  • Did Rams DC Raheem Morris know that Kyler under pressure on 3rd downs is more apt to throw underneath the sticks or out of bounds? Did Morris know that Kyler is far more apt to pitch the ball early on read options? Did Morris know that Kyler, despite his elite mobility, was rarely, if ever, going to move the pocket via bootlegs, waggles and spirt-outs?

Therefore, when Jason LaCanfora cited this quote from an anonymous NFL scout...

“There is an arrogance to their scheme on both sides of the ball,” said one scout who has watched the Cardinals closely but is not permitted to speak about them by his employer. “It’s like they just say, ‘We’re going to do what we planned to do, no matter what.’ But it’s not working.”

...bells went off.


The Cardinals’ opponents spent the summer preparing for what the Cardinals “do.”

Did the Cardinals coaching staff and players do the same for the Chiefs, Raiders and Rams?

The answer is obvious:

1st quarter points —- Opponents 31, Cardinals 0.

The arrogance to “do what we planned to do, no matter what” is the reason why we don’t see week to week or in-game adjustments from this coaching staff and the GM who is supposed to supervise them..

Well, that kind of arrogance is pure ignorance in the NFL.

This is why diligently prepared teams catch up to the Cardinals and surpass them with ease by the time Novemember rolls around.

Why have I been asking all of you repeatedly —- are Bidwill, Keim, Kliff, Vance and Kyler incorrigible?

In the NFL, you cannot win with a coaching staff who doesn’t diligently prepare for their opponents. Not only that, you cannot win doing the same things over and over.

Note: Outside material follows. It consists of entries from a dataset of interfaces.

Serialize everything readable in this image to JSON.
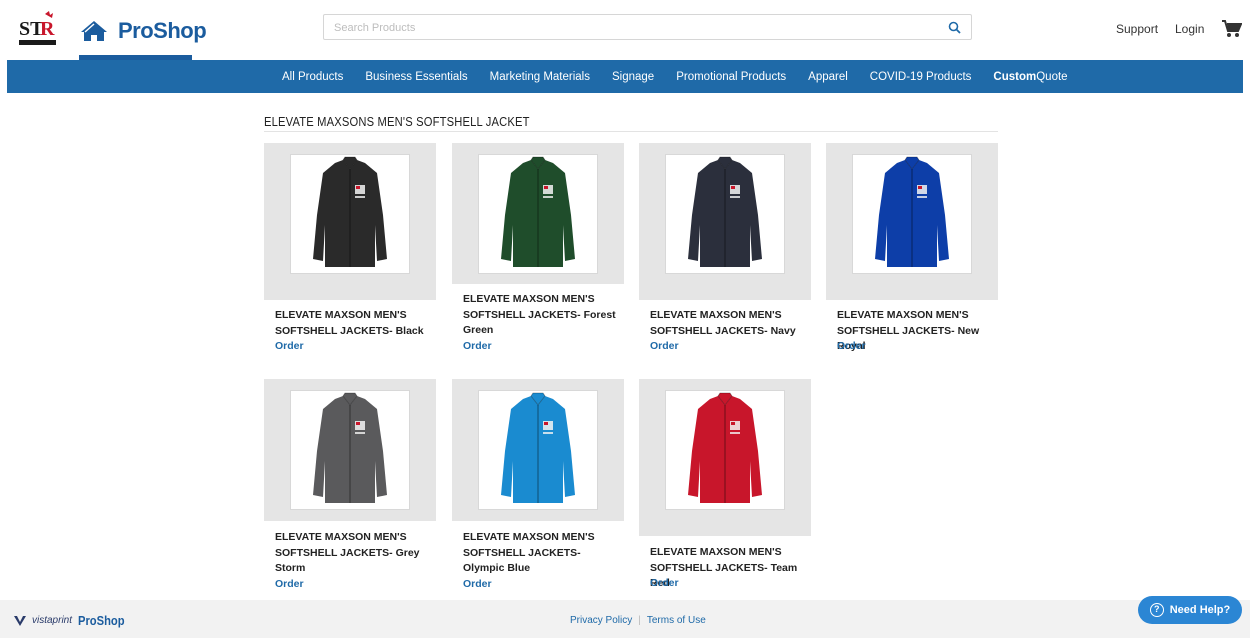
{
  "header": {
    "brand_logo_text": "STR",
    "proshop_label": "ProShop",
    "search": {
      "placeholder": "Search Products",
      "value": ""
    },
    "support_label": "Support",
    "login_label": "Login"
  },
  "nav": {
    "items": [
      {
        "label": "All Products"
      },
      {
        "label": "Business Essentials"
      },
      {
        "label": "Marketing Materials"
      },
      {
        "label": "Signage"
      },
      {
        "label": "Promotional Products"
      },
      {
        "label": "Apparel"
      },
      {
        "label": "COVID-19 Products"
      }
    ],
    "custom_quote": {
      "bold": "Custom",
      "rest": "Quote"
    }
  },
  "page": {
    "title": "ELEVATE MAXSONS MEN'S SOFTSHELL JACKET"
  },
  "products": [
    {
      "name": "ELEVATE MAXSON MEN'S SOFTSHELL JACKETS- Black",
      "order": "Order",
      "color": "#2a2a2a"
    },
    {
      "name": "ELEVATE MAXSON MEN'S SOFTSHELL JACKETS- Forest Green",
      "order": "Order",
      "color": "#1f4d2b"
    },
    {
      "name": "ELEVATE MAXSON MEN'S SOFTSHELL JACKETS- Navy",
      "order": "Order",
      "color": "#2b2f3c"
    },
    {
      "name": "ELEVATE MAXSON MEN'S SOFTSHELL JACKETS- New Royal",
      "order": "Order",
      "color": "#0d3ea8"
    },
    {
      "name": "ELEVATE MAXSON MEN'S SOFTSHELL JACKETS- Grey Storm",
      "order": "Order",
      "color": "#5a5a5c"
    },
    {
      "name": "ELEVATE MAXSON MEN'S SOFTSHELL JACKETS- Olympic Blue",
      "order": "Order",
      "color": "#1a8bd0"
    },
    {
      "name": "ELEVATE MAXSON MEN'S SOFTSHELL JACKETS- Team Red",
      "order": "Order",
      "color": "#c8162b"
    }
  ],
  "footer": {
    "vistaprint_label": "vistaprint",
    "proshop_label": "ProShop",
    "privacy_label": "Privacy Policy",
    "separator": "|",
    "terms_label": "Terms of Use"
  },
  "help": {
    "label": "Need Help?"
  },
  "colors": {
    "brand_blue": "#1f6aa8",
    "accent": "#1b5c9e"
  }
}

The Cardinals were so easy for the Chiefs, Raiders and Rams to prepare for this off-season because nothing about Kliff’s offense and Vance’s defense has changed, other than a few personnel changes....oh, and to the delight of DCs, the tempo of the Cardinals offense has now been grinded down to a snail’s pace.

This arrogance that they can just keeping right on doing what they do —- is, in actuality, sheer laziness. It is an utter dereliction of responsibility.

Is it any wonder why Cardinals fans are getting fleeced, particularly at home where the Cardinals have lost their last 7 games. How’s that for treating the fans?

The Homework Clause?

This is an organizational issue. This has never been more clear.

If the GM and coaches aren’t doing their homework, how can they expect the players to do it?

How can Michael Bidwill be so blind to this?

This is precisely why the GM and coaches are failing not only their players, but are failing every Cardinals’ fan in the NFL universe.

The least we can expect is an honest day’s work.

This is precisely why —- unless things miraculously change in a hurry —- this GM, head coach and defensive coordinator must be expelled —- at once.

This isn’t just an F grade —- it is a big, fat zero.

As in 31-0.